---------- Records shown

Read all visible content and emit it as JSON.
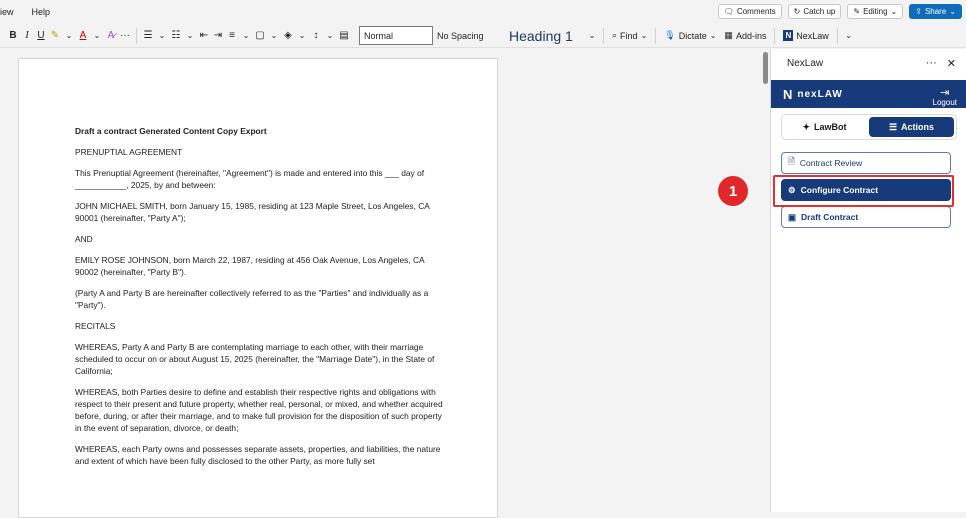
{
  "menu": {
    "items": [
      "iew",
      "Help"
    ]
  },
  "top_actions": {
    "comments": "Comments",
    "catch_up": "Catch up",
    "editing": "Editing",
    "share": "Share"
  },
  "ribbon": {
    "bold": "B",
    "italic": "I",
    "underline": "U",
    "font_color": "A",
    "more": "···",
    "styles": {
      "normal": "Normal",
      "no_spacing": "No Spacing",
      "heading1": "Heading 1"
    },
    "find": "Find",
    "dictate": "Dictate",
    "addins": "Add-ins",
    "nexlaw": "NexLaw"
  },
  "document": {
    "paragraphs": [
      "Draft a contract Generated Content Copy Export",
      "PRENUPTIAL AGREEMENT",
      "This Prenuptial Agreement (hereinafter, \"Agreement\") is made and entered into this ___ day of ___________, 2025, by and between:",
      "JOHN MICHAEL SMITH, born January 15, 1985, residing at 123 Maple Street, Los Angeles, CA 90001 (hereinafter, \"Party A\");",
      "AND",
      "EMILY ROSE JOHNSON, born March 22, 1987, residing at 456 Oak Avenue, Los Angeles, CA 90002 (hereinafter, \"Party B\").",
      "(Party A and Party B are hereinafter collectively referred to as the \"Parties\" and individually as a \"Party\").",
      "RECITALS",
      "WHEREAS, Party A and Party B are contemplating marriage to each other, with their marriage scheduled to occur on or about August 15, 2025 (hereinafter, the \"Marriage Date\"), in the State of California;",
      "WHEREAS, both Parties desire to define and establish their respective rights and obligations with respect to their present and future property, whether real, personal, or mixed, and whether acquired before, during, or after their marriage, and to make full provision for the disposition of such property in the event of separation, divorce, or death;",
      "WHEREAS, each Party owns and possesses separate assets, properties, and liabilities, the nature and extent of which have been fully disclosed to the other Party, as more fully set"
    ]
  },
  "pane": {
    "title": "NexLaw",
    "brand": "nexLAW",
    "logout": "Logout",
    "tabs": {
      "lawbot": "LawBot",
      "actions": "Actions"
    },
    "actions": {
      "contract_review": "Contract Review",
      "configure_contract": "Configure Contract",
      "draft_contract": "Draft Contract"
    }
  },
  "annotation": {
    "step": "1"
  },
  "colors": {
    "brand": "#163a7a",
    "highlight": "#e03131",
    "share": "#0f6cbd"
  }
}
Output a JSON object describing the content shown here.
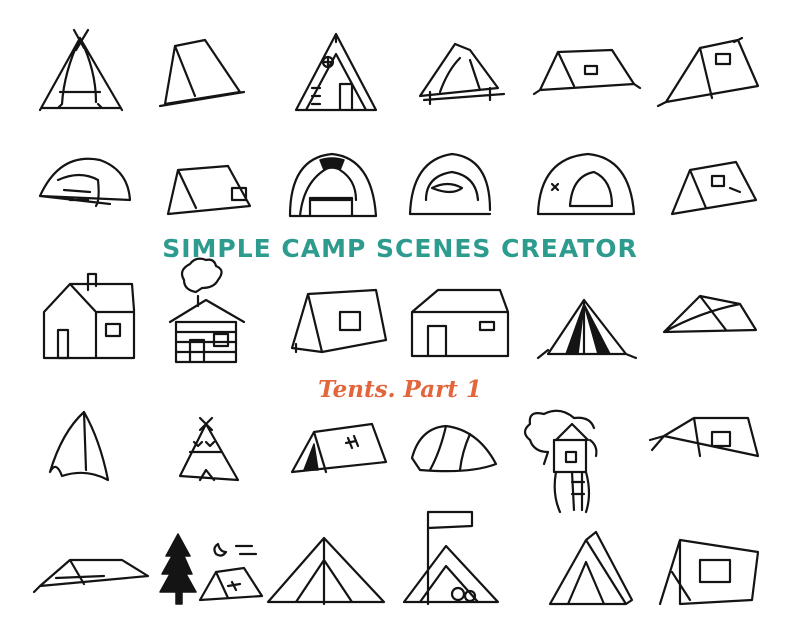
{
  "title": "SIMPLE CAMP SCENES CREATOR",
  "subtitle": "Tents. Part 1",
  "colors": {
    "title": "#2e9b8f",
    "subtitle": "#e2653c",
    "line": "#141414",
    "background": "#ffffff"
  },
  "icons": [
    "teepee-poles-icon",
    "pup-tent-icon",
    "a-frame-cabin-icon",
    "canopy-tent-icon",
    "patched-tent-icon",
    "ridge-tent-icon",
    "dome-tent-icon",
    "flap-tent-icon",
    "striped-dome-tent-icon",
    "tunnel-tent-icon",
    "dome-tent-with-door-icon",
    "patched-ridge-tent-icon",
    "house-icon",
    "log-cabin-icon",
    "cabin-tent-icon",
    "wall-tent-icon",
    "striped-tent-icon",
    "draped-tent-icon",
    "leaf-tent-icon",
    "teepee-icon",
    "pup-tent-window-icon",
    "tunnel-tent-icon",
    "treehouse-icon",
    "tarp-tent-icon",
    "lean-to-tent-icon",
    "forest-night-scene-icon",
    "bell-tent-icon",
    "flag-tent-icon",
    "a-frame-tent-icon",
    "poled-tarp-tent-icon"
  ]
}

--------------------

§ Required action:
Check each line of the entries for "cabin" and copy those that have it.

§ Reply to the task:
    "a-frame-cabin-icon",
    "log-cabin-icon",
    "cabin-tent-icon",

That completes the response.